## [Material for the task]

★ ★ ★

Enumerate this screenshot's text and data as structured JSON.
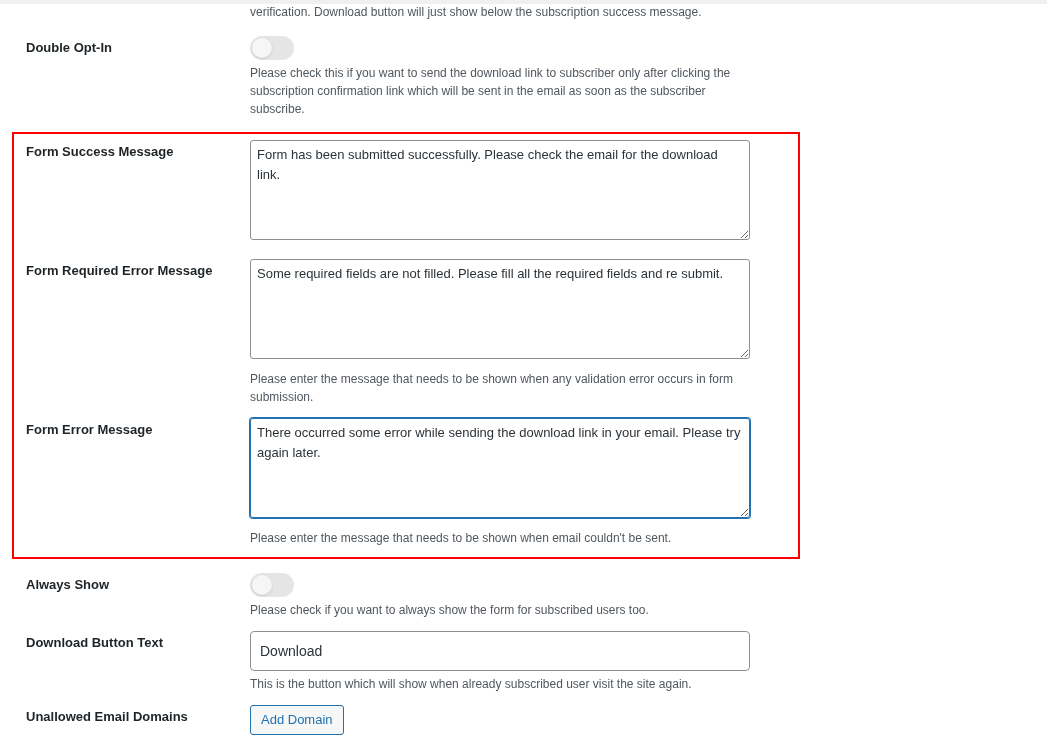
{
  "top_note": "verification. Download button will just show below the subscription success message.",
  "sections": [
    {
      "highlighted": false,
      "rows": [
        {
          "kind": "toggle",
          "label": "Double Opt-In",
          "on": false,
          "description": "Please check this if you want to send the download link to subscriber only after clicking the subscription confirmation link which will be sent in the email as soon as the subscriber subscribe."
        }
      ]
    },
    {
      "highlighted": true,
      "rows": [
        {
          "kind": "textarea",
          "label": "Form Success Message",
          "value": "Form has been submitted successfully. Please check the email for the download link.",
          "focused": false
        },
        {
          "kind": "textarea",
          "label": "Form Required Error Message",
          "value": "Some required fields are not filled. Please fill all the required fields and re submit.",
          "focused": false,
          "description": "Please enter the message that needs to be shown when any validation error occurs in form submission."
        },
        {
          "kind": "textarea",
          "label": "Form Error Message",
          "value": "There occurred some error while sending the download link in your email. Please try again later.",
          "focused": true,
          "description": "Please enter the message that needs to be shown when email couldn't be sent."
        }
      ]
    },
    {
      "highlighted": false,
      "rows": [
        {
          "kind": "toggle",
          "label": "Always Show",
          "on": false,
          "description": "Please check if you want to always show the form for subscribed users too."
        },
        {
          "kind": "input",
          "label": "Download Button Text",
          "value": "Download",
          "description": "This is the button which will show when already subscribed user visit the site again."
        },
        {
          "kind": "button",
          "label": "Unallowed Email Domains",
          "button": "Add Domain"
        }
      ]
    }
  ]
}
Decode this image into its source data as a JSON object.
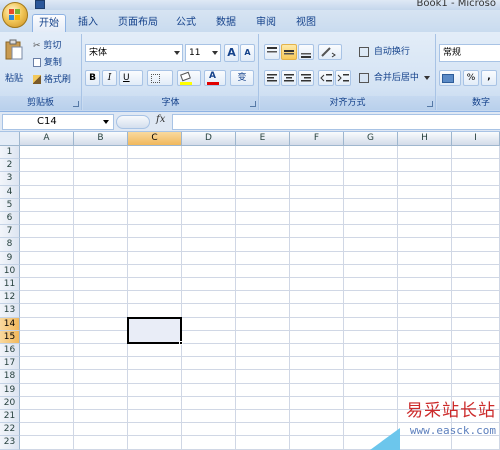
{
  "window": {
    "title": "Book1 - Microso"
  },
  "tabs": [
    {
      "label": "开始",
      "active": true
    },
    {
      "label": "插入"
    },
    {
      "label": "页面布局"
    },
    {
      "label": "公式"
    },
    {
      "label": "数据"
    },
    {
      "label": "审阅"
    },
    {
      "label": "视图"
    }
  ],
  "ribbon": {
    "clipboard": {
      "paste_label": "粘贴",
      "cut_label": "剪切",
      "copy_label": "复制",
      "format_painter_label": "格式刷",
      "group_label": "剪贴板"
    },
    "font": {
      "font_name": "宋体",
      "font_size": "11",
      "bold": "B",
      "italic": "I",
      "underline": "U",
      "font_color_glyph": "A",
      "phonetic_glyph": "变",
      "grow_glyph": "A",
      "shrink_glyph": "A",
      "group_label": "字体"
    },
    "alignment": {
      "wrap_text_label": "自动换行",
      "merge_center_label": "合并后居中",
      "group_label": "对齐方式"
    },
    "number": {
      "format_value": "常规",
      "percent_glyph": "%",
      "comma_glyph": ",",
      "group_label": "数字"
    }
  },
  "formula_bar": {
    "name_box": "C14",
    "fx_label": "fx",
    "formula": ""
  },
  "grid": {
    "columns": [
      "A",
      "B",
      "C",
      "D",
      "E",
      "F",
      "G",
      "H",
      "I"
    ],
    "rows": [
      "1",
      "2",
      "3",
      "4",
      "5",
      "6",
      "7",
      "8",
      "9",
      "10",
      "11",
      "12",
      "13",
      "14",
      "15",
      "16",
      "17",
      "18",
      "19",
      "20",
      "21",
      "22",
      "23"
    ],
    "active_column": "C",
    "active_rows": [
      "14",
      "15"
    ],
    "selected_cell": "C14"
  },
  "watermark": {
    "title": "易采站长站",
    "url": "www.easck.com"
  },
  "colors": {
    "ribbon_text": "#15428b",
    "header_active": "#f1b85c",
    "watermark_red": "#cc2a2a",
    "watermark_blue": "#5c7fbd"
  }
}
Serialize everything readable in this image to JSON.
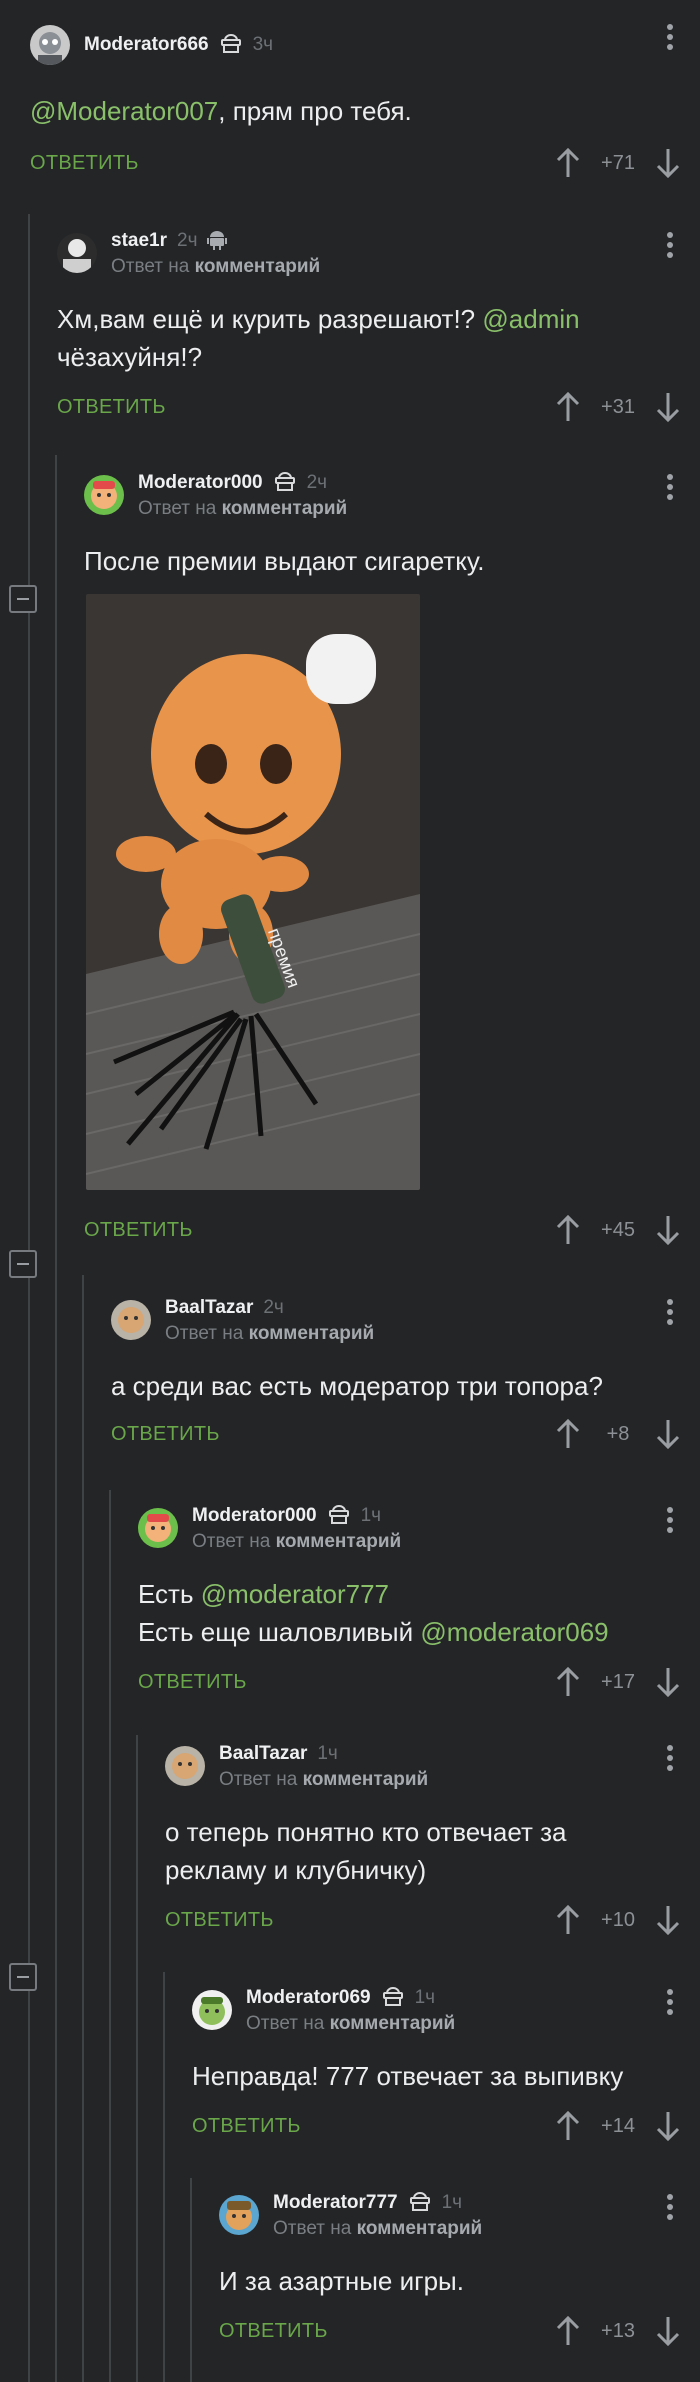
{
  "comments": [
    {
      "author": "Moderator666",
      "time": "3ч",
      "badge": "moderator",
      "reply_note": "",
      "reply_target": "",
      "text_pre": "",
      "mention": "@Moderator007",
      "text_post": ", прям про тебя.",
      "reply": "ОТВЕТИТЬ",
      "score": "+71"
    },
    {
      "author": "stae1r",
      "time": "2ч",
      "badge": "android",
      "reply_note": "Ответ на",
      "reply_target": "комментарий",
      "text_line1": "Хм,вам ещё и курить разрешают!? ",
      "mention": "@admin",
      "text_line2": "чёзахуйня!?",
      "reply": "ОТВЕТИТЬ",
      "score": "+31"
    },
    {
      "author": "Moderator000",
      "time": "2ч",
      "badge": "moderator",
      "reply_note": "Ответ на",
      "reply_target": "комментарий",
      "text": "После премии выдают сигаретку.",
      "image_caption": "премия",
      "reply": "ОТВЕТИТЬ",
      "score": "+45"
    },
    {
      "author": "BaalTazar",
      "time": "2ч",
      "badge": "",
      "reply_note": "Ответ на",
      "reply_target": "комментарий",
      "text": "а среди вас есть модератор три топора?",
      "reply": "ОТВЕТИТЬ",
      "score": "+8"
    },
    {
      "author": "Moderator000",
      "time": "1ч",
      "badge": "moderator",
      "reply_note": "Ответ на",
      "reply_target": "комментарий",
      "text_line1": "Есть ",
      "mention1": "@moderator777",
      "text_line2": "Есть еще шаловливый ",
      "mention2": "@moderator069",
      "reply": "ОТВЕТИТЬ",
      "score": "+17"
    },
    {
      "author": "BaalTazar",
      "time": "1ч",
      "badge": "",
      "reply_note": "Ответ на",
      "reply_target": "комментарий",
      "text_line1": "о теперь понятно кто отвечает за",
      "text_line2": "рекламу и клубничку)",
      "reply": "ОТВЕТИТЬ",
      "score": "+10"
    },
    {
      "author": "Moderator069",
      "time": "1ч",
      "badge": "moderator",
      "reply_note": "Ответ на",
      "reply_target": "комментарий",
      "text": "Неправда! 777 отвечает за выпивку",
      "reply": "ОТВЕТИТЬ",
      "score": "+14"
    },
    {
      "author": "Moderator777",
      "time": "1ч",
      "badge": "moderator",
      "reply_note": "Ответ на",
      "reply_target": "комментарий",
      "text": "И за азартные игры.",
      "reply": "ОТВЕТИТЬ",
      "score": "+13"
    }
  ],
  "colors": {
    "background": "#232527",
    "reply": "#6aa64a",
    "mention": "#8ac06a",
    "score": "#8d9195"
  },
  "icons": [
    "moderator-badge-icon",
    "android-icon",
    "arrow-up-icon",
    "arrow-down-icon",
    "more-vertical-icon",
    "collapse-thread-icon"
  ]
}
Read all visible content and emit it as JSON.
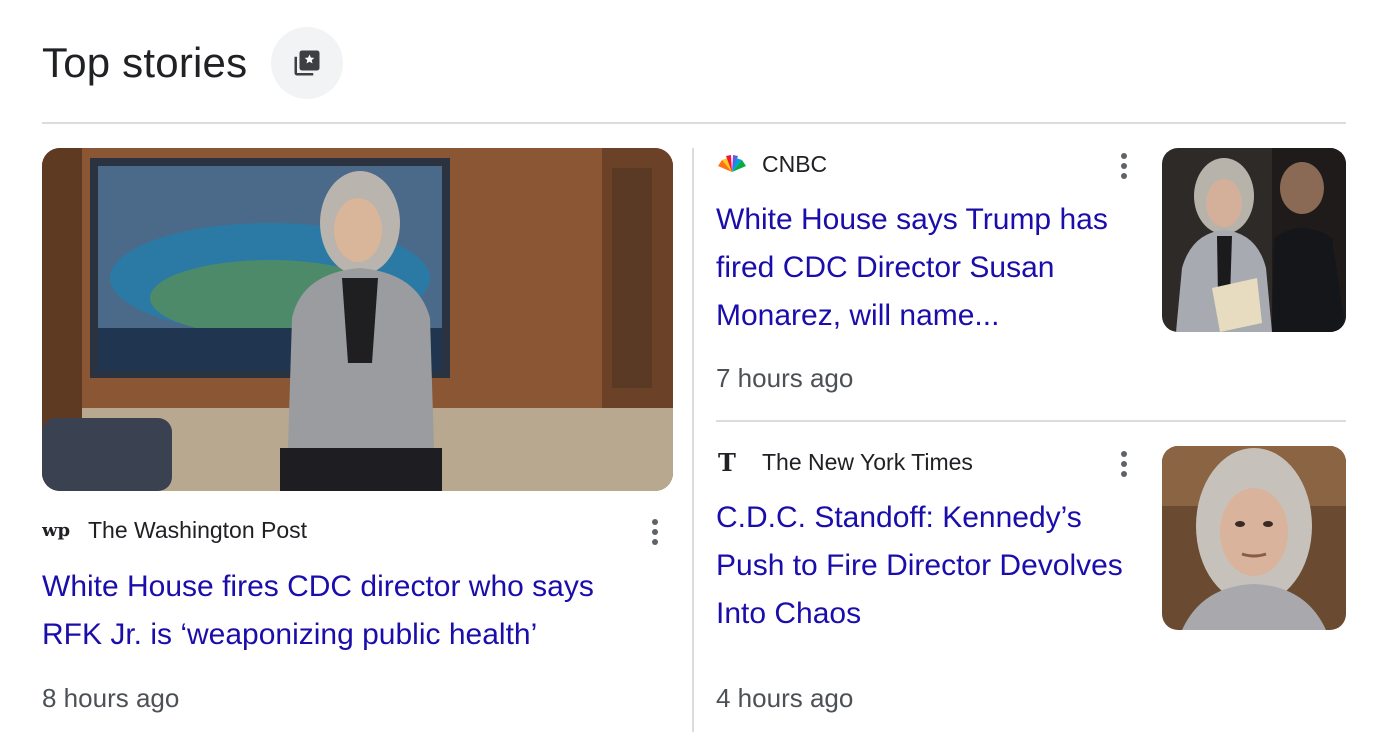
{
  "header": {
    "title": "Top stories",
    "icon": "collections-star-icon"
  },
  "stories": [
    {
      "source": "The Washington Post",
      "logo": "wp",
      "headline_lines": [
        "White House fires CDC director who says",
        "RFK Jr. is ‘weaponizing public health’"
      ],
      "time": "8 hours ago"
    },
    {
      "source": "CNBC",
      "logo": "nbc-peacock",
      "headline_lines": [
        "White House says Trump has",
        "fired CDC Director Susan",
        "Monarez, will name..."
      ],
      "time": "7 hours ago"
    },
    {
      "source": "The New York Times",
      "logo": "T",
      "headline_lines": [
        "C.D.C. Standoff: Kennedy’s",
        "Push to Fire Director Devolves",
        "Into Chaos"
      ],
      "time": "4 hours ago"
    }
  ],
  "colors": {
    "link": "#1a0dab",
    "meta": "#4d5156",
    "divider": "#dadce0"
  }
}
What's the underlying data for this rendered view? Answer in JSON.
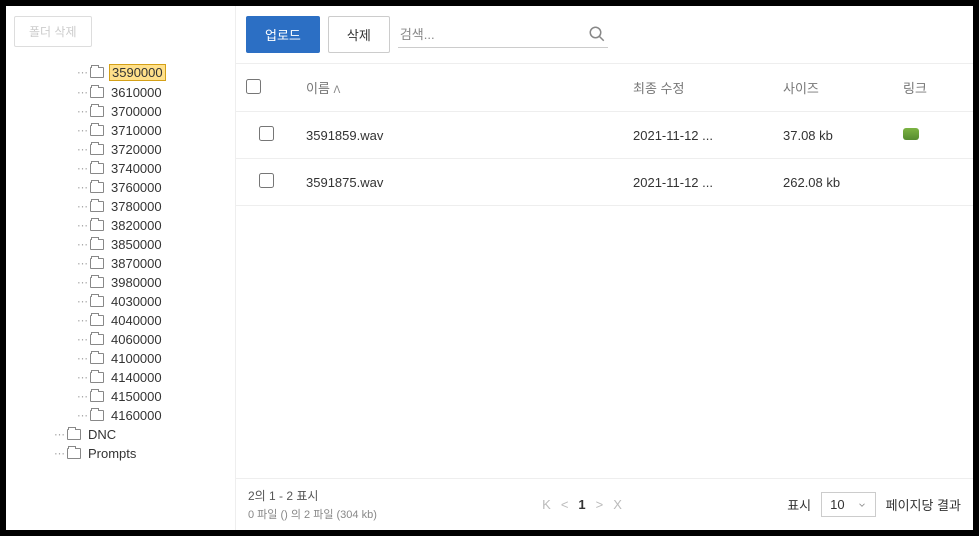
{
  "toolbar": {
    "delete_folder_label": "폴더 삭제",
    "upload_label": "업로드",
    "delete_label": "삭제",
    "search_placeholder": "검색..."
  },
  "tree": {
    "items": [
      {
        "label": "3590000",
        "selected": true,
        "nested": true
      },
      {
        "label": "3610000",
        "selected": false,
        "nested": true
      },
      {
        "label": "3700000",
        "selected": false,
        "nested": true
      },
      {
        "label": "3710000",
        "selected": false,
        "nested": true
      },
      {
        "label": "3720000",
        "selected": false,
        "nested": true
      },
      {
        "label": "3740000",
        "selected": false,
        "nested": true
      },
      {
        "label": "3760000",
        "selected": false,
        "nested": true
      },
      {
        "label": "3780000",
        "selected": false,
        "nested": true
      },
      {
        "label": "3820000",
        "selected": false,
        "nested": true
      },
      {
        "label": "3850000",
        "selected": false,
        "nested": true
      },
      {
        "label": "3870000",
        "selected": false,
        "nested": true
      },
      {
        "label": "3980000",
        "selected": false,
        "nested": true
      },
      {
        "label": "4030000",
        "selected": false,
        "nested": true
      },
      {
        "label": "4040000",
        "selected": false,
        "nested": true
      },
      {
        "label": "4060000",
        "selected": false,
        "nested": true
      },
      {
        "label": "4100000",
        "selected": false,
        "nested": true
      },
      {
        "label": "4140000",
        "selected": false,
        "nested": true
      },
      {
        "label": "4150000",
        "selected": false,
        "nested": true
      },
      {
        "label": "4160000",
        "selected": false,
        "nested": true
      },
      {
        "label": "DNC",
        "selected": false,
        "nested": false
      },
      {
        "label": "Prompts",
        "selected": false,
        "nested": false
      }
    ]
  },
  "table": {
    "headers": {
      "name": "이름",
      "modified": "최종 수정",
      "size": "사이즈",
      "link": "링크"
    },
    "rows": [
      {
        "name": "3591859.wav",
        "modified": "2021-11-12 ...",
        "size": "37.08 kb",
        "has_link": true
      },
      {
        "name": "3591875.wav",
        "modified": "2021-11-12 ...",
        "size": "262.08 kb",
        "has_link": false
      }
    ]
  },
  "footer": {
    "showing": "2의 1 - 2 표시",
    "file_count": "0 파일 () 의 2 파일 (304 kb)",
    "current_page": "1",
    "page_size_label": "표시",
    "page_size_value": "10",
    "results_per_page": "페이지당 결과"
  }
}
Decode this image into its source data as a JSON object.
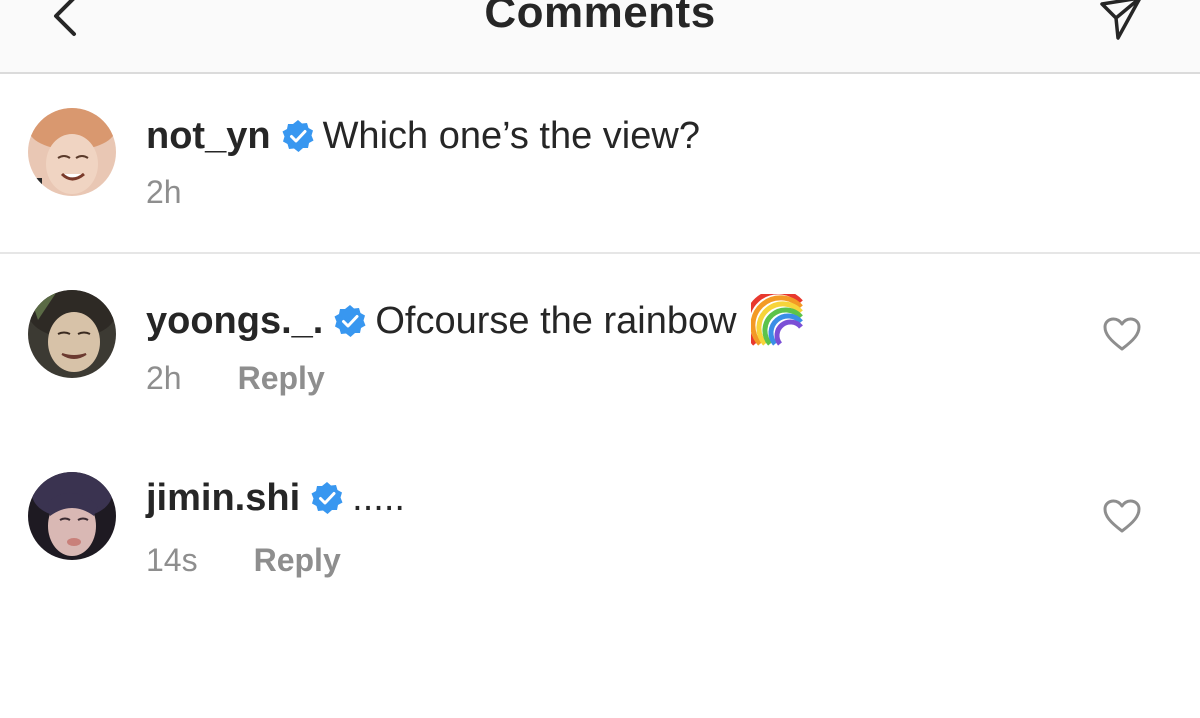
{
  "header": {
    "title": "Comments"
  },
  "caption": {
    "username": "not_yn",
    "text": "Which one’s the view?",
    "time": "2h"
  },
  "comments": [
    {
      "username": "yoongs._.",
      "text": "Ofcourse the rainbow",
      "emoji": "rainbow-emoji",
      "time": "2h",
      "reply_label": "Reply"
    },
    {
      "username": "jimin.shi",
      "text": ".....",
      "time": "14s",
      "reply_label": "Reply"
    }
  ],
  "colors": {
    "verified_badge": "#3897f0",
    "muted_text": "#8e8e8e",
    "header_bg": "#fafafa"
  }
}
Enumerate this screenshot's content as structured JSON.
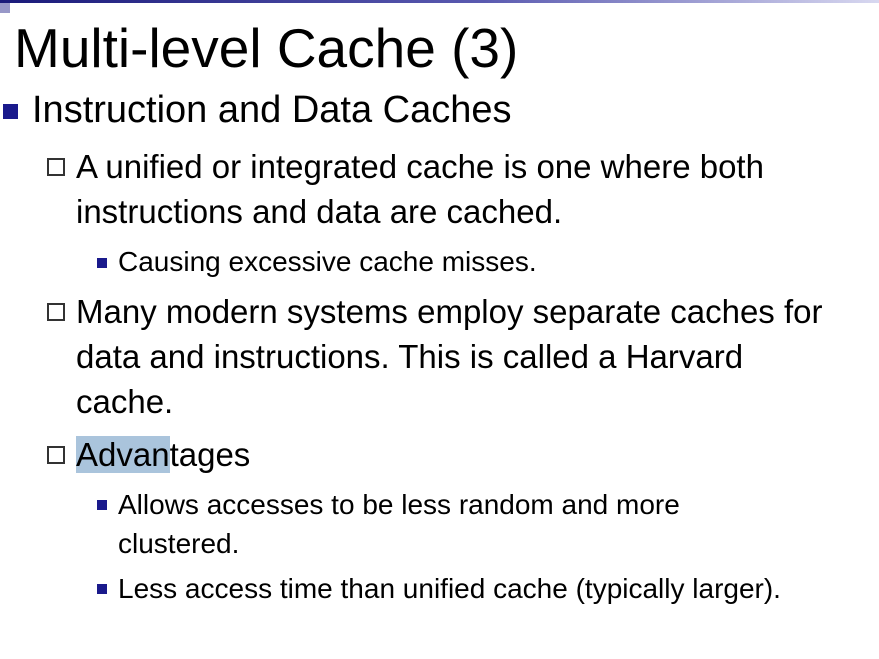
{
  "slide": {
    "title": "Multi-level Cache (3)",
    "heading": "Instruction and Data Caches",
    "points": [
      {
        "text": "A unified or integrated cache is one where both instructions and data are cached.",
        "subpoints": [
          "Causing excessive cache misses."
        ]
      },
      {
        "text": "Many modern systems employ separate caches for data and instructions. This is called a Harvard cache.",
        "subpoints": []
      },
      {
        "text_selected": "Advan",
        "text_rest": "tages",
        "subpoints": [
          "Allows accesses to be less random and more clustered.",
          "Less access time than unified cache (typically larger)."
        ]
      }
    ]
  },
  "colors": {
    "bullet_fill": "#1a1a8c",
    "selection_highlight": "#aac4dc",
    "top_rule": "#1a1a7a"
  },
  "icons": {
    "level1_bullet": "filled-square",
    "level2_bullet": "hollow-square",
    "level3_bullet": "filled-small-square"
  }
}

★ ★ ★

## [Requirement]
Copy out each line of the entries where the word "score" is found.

## [Reply to the task]
      "score": "+71"
      "score": "+31"
      "score": "+45"
      "score": "+8"
      "score": "+17"
      "score": "+10"
      "score": "+14"
      "score": "+13"
    "score": "#8d9195"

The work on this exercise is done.